Originally published on February 17, 2000 and brought to you today as a time capsule.
The U.S. government and many states are now passing Uniform Electronic Transaction Act (UETA) laws that recognize the legal validity of electronic signatures and transactions.
While the UETA does not affect basic business-to-consumer (B2C) shopping on the Internet for products like books, CDs, clothing and other material items, it will have a large impact on more complex forms of e-commerce, such as the sale of insurance policies or other products that require signed contracts.
Presently, many transactions that are conducted online require that paper documents with physical signatures be sent separately before the transactions are considered legally binding.
The UETA was approved last July as a model law by the National Conference of Commissioners on Uniform State Laws. The model operates from a very simple premise: Electronic signatures and records should have the same legal protections as paper transactions.
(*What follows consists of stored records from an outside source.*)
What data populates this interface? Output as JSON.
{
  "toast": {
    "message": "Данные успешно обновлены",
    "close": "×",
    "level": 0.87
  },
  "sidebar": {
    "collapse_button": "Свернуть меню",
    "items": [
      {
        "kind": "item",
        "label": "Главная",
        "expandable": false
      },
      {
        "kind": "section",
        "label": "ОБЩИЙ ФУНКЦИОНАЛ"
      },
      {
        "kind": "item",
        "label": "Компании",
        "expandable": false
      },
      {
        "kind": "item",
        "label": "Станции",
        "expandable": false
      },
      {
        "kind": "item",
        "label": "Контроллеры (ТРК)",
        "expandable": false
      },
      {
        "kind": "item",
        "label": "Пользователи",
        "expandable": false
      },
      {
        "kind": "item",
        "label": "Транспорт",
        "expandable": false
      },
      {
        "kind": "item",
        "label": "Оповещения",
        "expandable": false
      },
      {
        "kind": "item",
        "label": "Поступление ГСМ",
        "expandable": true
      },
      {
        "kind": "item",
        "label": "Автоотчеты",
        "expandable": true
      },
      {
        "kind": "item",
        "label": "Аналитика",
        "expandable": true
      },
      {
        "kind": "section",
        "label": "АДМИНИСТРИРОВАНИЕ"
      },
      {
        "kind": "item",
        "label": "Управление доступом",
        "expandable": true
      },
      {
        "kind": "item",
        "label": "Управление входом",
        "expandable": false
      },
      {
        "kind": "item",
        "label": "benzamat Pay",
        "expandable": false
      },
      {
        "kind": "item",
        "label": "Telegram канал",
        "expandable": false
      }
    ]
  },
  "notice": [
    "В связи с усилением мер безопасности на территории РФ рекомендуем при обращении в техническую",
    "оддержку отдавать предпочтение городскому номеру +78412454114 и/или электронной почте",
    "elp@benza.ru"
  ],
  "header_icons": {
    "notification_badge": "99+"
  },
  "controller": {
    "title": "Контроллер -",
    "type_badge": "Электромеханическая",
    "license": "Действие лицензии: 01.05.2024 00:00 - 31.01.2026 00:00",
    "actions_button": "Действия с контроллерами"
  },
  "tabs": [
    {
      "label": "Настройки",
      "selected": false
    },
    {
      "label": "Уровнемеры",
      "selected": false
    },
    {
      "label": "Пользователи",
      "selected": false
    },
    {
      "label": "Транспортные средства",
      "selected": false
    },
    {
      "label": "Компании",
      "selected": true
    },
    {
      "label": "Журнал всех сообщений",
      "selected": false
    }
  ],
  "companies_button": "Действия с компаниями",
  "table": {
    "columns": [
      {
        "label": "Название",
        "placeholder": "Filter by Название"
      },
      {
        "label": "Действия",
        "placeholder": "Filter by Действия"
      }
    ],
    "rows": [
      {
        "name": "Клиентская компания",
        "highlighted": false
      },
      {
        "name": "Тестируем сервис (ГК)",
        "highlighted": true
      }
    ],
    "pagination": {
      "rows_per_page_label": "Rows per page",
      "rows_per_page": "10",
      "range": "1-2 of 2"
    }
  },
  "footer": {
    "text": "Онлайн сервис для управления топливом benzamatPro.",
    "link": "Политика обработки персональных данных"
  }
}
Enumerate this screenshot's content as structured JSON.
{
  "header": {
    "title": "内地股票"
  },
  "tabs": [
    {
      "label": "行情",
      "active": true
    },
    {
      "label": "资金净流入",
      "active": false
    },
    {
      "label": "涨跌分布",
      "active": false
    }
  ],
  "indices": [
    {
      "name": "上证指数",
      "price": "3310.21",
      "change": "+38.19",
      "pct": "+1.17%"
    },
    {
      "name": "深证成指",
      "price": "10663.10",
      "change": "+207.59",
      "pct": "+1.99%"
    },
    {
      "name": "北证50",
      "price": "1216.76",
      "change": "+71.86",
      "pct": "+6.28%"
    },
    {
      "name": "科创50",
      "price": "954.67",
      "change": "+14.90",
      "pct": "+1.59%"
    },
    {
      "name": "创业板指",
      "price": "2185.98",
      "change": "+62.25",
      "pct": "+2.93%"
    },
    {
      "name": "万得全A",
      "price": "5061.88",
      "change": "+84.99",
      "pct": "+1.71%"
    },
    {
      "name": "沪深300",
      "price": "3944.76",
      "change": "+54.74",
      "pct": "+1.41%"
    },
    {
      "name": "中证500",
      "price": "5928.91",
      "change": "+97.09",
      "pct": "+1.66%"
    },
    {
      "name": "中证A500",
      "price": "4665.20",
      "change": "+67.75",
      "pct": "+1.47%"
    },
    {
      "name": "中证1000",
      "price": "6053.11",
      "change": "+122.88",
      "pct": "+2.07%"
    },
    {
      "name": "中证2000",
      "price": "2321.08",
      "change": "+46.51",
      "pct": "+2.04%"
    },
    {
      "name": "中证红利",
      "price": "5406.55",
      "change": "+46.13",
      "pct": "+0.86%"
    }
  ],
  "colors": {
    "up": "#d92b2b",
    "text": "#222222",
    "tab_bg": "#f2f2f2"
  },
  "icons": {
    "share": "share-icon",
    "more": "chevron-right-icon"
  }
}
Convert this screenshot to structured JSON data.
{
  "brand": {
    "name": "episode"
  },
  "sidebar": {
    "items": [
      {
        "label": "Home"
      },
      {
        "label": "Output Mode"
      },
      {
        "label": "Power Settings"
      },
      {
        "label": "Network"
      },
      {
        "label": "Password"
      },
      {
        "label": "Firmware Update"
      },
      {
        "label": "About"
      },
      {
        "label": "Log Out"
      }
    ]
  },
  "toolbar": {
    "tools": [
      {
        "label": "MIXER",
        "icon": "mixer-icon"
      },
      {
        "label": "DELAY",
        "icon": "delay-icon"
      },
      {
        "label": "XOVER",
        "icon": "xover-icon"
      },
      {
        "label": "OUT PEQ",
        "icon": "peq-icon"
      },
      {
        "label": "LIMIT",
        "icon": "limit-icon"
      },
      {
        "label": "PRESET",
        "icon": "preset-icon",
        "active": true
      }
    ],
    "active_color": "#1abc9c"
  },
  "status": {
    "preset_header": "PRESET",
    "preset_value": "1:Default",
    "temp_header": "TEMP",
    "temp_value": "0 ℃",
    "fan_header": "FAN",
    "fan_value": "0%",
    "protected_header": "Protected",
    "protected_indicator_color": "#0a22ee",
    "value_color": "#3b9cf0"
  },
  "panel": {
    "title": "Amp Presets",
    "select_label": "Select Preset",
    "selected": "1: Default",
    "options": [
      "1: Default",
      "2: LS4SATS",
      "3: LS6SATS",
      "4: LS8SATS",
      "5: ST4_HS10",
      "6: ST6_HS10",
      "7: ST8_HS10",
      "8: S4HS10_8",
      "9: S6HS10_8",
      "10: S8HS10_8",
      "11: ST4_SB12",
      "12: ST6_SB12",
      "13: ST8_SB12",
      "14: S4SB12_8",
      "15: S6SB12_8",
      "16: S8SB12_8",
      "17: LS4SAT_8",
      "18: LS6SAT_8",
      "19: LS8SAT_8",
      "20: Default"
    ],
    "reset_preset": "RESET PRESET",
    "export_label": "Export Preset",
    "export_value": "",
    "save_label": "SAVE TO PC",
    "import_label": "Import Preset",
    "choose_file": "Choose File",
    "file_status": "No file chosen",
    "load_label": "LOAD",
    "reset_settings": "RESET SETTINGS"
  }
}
Both houses of Congress have already passed versions of the UETA. House Resolution 1714 and Senate Bill 761 have gone to conference committee, where a final bill is being developed for expected passage later this year. Both federal bills encourage states to adopt UETA laws, and both contain preemption clauses that apply until individual states enact their own UETA laws.
At the state level, California and Pennsylvania have already enacted UETA model laws, and at least 15 other states are considering such laws this year.
Principles of the UETA
The UETA does not attempt to create a new system of legal rules for the electronic marketplace. Rather, the model relies on existing contract law principles, and says those rules should now apply to electronic transactions.
The UETA model defines certain key principles. For example, a “signature” is attributable to a person if it is an “act” of that person, and that act may be shown in any manner. If a security procedure is used, its efficacy in establishing the attribution may be shown.
UETA also clearly validates contracts formed by electronic agents. When somebody buys something on the Internet, that person will be assured the agreement is valid, even though the transaction is conducted automatically by a computer that solicits orders and payment information.
The model is also “technology neutral” in that it does not impose specific security or encryption requirements on any electronic transaction. The parties are free to choose their own security and encryption procedures, or follow those already mandated by some states.
While the UETA covers most documents, it specifically does not include wills and codicils, which still must be signed manually. The model also includes provisions that allow states to add their own exemptions.
The law in California, for example, excluded real estate transactions and other transactions in which physical signatures are expressly required by law. In addition, the California law excluded specified notices and transactions under various consumer protection laws.
As an example, even though the law enables consumers in California to purchase insurance via e-commerce without physically signing a policy, an insurance carrier still must mail non-renewal notifications.